Eventually, he managed to escape from the prison and use his political connections to obtain a visa and a ticket to safety the United States.
But in Denver, where he ended up, he met a fate familiar to many refugees before him: failure. He found work as a janitor and applied for asylum. "If I return to Uganda, there is no doubt that I will be detained without trial, tortured, beaten once again by Ugandan government soldiers," he wrote in his application.
But he was rejected, and his appeal was unsuccessful.
"They didn't even believe my story," he said in a September interview with Westword at the Aurora Contract Detention Facility, an Immigration and Customs Enforcement (ICE) jail. "They said, 'Well, Uganda is not that bad.' "
So Peter, who'd also had some run-ins with the law here, spent the next few years in and out of immigration jails, waiting to be deported.
Just before he was set to leave, in April 2004, he called the Ugandan embassy in Washington, D.C., to discuss his travel documents. Embassies officials must be informed when their countrymen are being deported, but in the case of asylum-seekers, the foreign government is not supposed to know why. Dictators and military regimes don't look kindly on political opponents who criticize their policies and are not likely to roll out the welcome mat when they return home.
But in Peter's case, something had gone very wrong; the Ugandan embassy officials were expecting him. The consul who answered the phone told Peter that he had seen his asylum file and knew that Peter was still a supporter of the opposition party — destroying any chance that he could return home unnoticed by the authorities.
Panic radiated over the phone line as Peter realized what this meant. "How will I be treated when I get to the airport, or in Uganda?" he asked.
You'll find out when you get there, the consul said, and hung up.
Secrecy is an essential part of America's promise to refugees.
When they apply for asylum, they are by definition seeking to escape persecution on the basis of their race, religion, nationality or political views. The law says that everything they write will be kept private. "No information indicating that you have applied for asylum will be provided to any government or country from which you claim a fear of persecution," the instructions for asylum applications state.
When refugees have face-to-face interviews with immigration officials, the promise is repeated, says one local expert on the process. "Everything you tell me will be kept confidential.

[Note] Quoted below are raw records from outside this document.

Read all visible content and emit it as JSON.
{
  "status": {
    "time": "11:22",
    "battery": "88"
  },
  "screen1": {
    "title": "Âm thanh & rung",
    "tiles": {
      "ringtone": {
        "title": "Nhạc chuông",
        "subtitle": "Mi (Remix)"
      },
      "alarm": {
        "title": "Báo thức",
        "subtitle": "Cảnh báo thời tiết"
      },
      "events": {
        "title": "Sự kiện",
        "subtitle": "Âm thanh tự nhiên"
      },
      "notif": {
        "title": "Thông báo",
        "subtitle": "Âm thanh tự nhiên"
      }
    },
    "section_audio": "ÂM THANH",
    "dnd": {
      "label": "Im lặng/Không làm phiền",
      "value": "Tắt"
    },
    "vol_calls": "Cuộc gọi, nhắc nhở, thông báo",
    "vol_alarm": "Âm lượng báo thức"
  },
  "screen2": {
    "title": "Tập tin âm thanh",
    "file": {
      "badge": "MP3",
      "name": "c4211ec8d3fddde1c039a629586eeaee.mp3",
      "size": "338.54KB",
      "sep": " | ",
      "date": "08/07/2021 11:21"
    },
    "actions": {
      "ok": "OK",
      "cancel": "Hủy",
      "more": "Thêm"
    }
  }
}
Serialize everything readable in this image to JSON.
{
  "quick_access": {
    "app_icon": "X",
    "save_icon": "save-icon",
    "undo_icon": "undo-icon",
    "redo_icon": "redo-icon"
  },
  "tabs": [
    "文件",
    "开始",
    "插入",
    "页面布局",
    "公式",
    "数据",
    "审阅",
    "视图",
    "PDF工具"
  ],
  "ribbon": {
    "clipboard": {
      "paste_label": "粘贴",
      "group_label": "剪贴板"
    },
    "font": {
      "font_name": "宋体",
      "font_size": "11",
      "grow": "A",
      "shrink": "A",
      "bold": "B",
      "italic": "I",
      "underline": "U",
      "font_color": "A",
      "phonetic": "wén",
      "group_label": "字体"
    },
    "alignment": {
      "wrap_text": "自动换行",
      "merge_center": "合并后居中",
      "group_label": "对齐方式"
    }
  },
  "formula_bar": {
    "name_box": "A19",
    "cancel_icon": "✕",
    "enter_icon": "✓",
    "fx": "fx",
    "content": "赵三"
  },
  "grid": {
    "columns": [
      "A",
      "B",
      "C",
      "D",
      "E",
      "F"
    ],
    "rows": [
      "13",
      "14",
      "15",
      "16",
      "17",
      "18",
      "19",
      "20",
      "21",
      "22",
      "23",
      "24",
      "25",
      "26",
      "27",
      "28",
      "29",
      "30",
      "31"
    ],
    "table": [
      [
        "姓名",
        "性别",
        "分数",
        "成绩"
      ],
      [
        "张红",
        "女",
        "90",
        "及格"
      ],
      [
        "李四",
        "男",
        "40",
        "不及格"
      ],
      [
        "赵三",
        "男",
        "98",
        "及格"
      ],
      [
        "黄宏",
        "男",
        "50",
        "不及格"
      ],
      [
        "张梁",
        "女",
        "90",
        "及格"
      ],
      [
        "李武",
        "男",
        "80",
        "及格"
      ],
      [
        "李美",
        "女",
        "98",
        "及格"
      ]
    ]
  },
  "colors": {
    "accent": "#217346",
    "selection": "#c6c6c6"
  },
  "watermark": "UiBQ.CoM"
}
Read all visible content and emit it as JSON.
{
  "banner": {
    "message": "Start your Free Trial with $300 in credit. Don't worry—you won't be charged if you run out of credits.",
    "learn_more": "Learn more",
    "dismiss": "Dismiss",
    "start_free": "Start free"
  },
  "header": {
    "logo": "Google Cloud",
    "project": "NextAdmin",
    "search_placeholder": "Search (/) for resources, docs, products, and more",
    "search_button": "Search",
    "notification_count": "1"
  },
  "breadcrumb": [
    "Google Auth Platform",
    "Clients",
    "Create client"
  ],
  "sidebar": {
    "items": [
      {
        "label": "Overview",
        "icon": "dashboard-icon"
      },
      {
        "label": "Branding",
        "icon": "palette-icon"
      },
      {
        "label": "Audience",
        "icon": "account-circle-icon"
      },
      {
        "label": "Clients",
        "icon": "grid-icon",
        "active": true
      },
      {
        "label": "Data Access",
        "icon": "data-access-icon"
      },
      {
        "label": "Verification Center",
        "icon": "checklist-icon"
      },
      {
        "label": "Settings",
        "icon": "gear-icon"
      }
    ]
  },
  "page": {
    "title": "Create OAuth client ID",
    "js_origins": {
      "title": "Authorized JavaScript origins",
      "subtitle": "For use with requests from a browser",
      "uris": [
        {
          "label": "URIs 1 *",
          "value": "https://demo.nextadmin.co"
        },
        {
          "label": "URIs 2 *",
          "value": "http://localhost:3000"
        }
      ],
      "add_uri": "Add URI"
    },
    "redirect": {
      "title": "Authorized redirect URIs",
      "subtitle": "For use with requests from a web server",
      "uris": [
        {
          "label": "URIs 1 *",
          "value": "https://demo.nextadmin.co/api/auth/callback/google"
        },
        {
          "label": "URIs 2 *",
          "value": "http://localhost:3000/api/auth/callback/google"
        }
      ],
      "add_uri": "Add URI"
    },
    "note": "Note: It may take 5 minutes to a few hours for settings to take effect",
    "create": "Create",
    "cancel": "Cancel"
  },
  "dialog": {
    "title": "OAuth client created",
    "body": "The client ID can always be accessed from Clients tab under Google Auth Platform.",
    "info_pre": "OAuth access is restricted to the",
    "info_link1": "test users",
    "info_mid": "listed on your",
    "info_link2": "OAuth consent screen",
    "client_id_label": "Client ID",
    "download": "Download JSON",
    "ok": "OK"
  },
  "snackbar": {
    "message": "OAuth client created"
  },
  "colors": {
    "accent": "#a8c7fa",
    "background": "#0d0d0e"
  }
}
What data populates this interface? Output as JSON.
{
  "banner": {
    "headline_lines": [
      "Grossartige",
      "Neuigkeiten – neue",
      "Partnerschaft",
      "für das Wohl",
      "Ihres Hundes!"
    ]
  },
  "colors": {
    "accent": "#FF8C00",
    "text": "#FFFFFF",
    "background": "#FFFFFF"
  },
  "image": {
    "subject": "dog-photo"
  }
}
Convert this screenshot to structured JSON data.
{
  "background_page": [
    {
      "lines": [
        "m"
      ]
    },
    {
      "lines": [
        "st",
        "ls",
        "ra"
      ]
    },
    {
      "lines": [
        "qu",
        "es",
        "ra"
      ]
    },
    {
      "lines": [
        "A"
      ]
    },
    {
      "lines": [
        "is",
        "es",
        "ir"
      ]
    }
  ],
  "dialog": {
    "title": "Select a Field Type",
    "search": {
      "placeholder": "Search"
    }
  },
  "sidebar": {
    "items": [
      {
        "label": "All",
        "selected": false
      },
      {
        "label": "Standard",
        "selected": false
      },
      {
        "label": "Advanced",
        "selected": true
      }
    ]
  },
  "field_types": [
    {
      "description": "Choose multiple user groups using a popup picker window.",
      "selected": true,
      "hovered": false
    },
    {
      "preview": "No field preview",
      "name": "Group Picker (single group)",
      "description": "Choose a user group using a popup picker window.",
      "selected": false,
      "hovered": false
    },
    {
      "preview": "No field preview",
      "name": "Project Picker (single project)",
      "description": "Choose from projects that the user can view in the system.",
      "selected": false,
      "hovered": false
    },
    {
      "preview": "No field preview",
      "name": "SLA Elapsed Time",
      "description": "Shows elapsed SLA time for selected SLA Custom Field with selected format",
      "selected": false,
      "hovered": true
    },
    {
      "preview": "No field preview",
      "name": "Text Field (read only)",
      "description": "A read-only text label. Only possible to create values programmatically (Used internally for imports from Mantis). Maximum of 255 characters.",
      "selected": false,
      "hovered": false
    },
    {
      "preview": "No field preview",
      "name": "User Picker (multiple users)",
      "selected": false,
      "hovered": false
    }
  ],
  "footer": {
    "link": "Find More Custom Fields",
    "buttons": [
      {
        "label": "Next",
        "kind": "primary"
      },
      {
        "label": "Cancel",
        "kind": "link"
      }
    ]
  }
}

It won't be shared with your home government," says Regina Germain, legal director of the Rocky Mountain Survivors Center in Denver. "It doesn't say 'unless you're rejected.'"
Sometimes, though, secrets leak out. Especially for those refugees the government decides to send back home. In Peter's case, it began with a mere paperwork error.
When ICE officials decide to deport someone who doesn't have a valid passport, they must first get a new passport from the person's home government. Often, the home embassies want to know why their citizen is being deported. Over the years, it has become common practice for ICE officials to send a copy of the immigration judge's order, showing that an applicant has been legally asked to leave.
The order form is a standard bureaucratic document, with a line at the top explaining, "Respondent was ordered removed from the United States to [name of country]." Then there is a list of reasons why the person is being deported — a green card denied, a crime committed, an invalid marriage, etc. — and boxes to check off which ones apply. Near the middle of the form is an option saying an application for asylum was denied.
ICE officials understand that they are supposed to keep this part secret, but they take a very simple approach to the problem: They white out, redact or cover up the asylum portion of the form, then send it off to the person's home embassy.